Cunningham was released from jail 11 days later, after his bond was dropped from $1 million to $10,000. He then moved to Sedona, where he had months before set up a new naturopathic medical group.
The marked money, Lloyd explained, was "mute" money, old or mutilated bills distinctively marked for return to the federal reserve.
"Six days after the robbery, Cunningham is over at Woody's buying a money order, and he has a bunch of the marked money," Lloyd said Wednesday. "When he was arrested five weeks later, he had two or three marked bills still in his wallet. That's all the prosecution had to go on."
Evidence for the defense
Lloyd contended his investigators were able to prove without a doubt that Cunningham was not the bandit.
Lloyd said Cunningham got the marked money from two customers at a rummage sale he had in front of his Swiss Village business just days after the robbery.
Lloyd said evidence also indicated Cunningham could not have been at the bank at the time of the robbery. His office subpoenaed telephone records from a man in Pinetop, showing that he made a call to Cunningham in Payson just 20 minutes before the bank robbery.
The time frame of the escape and the description of the robber do not point to Cunningham either, Lloyd argued.
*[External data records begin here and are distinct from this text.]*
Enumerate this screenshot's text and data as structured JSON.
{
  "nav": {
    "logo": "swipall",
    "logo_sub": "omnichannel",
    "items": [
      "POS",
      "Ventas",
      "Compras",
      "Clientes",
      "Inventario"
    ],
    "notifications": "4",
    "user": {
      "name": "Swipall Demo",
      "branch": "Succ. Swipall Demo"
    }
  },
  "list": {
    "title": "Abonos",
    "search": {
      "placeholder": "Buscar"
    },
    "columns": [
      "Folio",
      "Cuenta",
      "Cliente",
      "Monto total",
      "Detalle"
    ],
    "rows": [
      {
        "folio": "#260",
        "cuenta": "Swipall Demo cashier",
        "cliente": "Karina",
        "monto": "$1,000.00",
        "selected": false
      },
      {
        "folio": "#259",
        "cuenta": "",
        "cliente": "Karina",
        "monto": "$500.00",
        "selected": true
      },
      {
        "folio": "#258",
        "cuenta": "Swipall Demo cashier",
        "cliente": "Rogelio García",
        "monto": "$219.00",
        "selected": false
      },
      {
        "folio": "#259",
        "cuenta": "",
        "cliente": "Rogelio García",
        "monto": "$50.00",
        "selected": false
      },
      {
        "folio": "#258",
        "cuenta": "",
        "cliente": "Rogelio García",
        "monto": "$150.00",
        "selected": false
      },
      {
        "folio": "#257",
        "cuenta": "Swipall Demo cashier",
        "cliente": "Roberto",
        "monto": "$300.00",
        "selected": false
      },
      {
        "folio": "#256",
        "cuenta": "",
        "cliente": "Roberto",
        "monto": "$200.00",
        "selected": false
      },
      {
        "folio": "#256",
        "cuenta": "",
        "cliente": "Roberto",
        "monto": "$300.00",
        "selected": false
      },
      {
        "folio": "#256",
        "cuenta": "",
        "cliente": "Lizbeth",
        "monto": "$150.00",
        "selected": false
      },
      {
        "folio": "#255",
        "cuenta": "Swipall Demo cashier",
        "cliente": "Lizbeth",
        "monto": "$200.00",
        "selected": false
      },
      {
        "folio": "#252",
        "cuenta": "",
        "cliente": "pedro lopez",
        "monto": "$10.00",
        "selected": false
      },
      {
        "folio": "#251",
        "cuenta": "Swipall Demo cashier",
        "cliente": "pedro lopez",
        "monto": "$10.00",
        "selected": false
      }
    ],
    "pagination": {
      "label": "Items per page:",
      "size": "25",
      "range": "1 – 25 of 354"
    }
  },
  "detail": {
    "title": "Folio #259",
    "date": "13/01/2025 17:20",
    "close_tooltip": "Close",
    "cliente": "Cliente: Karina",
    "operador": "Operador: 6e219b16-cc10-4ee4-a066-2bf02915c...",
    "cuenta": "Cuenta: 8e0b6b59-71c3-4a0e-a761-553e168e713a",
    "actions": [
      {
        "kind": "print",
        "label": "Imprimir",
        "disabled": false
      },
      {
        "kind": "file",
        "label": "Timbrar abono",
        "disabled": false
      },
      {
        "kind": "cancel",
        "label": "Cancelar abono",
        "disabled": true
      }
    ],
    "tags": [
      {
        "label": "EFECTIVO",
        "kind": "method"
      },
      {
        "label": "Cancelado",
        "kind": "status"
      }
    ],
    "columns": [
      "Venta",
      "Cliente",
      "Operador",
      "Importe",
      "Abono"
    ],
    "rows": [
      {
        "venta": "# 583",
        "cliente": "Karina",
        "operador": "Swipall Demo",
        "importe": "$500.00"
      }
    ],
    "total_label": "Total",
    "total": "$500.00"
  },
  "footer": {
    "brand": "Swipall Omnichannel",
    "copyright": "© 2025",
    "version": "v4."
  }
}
Witness accounts describe the robber as having long hair curling up from under his ski mask. He was wearing old blue jeans with holes in the knees, Lloyd said, and in one surveillance video clip, the robber appears to be slightly overweight.
The attorney said surveillance video from the Bank One branch in Payson shows Cunningham cashing a check there less than 90 minutes later, with short hair and dress slacks.
"And, of course, (David) is as skinny as a rail," he said.
Lloyd concludes that in order for Cunningham to be at the Pine branch around 11 a.m., and at the Payson branch 90 minutes later -- without passing the sheriff's deputy en route or the roadblock north of Payson -- he would have had to speed down the Control Road while changing his clothes.
"We sent our investigator out with a video camera down the Control Road," Lloyd said. "It took our guy a little over an hour to make it. He would really have to have been planning it. And if you were going to plan something that carefully, why would you bother taking the marked money?"
But it was the robber's hands that proved to be the defense's best evidence, Lloyd said. In the photos, the robber's fingers look short and stubby, while Cunningham's are long and slender, he said.
"There's just no way those hands could have belonged to my client," he said.
On top of everything else, Lloyd said, Cunningham had an alibi.
"I had a gal who absolutely swore he was with her and her husband from about 10:30 a.m. to about noon, having brunch," he said.
Decision took four months
Lloyd said he presented his evidence to the county attorney's office in the fall of 1998. "The real push finally came when we got the bank surveillance photos from the FBI," he said. "That's when we started pushing for dismissal." After months of crammed court schedules for both prosecutors and the defense attorney, and consideration of the evidence, Lloyd got the dismissal.
The Roundup was unsuccessful in its attempts to reach Cunningham for comment.
Lloyd said he found no fault with the efforts of county officials to prosecute his client.
"I've known Cunningham ever since he moved to town, and I really felt bad about it," Lloyd said, "but I have no fault with what the sheriff's office did, and no fault with what the county attorney's office did. If I would have been in their shoes, I'd have filed the charges, too.
"It just goes to show what can happen if you're in the wrong place at the wrong time."